And commutes! My commute of twenty miles one way is over an hour. By the time I get home, with a mountain of homework or paperwork, those languishing piles of laundry and cat boxes in need of scooping make me want to cry. Plus, between commuting, family care, instruction time, homework, paid and unpaid non-school work, sleep must happen.
As a person living with chronic pain and mental illness, I often find the demands on my time challenging. My mobility is largely unaffected, which is good, since several of the buildings I frequent lack elevators for my second and third floor classes. With chronic pain often comes chronic fatigue, and while I can make it up and down all of those stairs, it takes its toll.

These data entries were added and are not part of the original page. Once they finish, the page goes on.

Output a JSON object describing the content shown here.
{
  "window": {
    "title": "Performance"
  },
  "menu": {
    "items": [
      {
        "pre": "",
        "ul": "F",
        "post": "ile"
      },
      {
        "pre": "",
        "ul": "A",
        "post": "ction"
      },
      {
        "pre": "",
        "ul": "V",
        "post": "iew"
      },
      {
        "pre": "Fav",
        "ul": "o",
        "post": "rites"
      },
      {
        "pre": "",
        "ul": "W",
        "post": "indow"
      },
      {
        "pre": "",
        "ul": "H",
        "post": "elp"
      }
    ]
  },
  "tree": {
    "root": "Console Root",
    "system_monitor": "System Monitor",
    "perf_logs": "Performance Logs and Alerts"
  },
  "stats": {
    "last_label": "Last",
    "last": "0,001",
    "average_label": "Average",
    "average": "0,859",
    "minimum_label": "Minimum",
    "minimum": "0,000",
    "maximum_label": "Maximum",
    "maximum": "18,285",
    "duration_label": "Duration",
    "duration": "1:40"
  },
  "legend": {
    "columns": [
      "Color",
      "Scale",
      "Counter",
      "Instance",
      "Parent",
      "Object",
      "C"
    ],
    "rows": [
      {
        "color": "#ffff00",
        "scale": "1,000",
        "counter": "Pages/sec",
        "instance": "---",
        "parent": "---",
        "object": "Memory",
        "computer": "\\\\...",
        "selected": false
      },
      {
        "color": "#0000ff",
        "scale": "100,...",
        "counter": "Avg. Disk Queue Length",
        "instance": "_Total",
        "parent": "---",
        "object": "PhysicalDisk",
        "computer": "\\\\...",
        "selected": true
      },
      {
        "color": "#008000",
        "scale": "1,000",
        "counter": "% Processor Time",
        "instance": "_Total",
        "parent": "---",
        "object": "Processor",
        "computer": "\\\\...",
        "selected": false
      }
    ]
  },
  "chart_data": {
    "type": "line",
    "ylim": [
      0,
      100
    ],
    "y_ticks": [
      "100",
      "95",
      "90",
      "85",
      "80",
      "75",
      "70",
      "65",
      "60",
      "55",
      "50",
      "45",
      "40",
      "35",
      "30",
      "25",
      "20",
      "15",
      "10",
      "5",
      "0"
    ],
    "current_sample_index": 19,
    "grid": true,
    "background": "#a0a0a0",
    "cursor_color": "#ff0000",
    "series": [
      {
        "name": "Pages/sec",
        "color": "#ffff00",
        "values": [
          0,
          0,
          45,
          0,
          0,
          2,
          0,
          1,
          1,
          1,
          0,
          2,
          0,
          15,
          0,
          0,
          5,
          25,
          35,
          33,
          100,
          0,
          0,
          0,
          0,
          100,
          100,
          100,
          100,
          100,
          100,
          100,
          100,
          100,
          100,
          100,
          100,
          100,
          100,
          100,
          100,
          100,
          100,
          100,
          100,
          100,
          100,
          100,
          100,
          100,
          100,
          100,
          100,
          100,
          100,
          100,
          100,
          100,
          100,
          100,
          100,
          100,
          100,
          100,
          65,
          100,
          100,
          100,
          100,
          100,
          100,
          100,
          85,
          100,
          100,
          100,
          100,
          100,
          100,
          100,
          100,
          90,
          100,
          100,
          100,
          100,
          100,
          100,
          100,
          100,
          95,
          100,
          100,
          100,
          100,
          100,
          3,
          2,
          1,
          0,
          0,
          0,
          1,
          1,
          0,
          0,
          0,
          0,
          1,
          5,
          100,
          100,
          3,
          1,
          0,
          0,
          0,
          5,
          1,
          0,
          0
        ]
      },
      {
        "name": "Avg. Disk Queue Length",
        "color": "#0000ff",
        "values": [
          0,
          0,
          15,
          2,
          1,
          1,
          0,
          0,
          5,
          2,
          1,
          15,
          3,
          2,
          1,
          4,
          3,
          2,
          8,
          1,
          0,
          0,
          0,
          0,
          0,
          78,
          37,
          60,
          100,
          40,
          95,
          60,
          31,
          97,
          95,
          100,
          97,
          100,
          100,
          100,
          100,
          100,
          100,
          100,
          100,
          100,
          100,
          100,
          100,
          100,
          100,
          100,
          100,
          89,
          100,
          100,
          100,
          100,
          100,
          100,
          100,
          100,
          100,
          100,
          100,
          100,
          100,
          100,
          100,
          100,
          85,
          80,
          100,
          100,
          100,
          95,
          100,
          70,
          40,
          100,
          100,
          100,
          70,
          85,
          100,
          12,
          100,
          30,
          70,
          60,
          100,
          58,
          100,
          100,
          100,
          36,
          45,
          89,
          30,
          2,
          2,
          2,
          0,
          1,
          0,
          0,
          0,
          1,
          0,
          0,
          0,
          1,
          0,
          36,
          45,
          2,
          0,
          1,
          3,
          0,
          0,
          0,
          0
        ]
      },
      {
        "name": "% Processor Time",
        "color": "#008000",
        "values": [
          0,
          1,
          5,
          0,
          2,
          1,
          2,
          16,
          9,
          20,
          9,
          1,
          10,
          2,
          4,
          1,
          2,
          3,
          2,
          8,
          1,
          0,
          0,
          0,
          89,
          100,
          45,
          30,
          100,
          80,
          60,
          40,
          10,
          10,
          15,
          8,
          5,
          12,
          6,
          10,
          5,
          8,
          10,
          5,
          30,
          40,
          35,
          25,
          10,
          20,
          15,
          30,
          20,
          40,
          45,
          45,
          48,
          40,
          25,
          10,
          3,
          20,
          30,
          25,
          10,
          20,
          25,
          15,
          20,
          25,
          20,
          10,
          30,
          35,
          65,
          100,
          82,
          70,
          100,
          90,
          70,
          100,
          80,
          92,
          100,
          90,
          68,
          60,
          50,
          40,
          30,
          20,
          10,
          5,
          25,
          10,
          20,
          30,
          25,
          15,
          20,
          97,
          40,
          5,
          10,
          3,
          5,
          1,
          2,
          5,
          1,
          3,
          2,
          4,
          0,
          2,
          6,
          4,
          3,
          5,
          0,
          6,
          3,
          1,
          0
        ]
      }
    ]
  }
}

Managing disability and mental health requires appointments. Appointments take time out of home, work, rest, and class since they tend to be during standard business hours. Going to school for me means staying on my medications. Keeping that medication requires monthly appointments. Many classes penalize overall grades — some as much as one-third of a letter grade deduction — for missed instruction time. If you maintain attendance and miss appointments, health issues inevitably arise, requiring more missed class hours. My teenage child also has appointments, which my spouse and I must take turns with so neither of us miss too much work or school.
Most campuses now have disability services, like UH Mānoa’s Kōkua office. For many students, knowing what accommodations to ask for is daunting. What help can they offer for missed meds and bad traffic? Even if you know what to ask for, it needs to be documented by a qualifying medical professional, which is more outside-of-class time, and the hours per week are reaching untenable.
Universities could take great steps, including encouraging communication with instructors or eliminating graded attendance, in order to address some of these issues. Integrate more one-stop offices to help non-traditional students navigate enrollment and registration. Place non-traditional students on your student governments, boards of regents, and other organizations empowered to enact policy change. Create liaison positions for non-traditional students to direct their needs. Even small things, like eliminating assignments that are little more than busywork, can be an amazing reprieve.
Like I said, I’m in the final days. I would have to try to fail at this point, and even then it may not be enough to undo what I’ve accomplished. At the end of the term, many non-traditional and later-in-life students will graduate, but our successes are in spite of these circumstances. So, I guess that toilet is going to need to wait a few more weeks.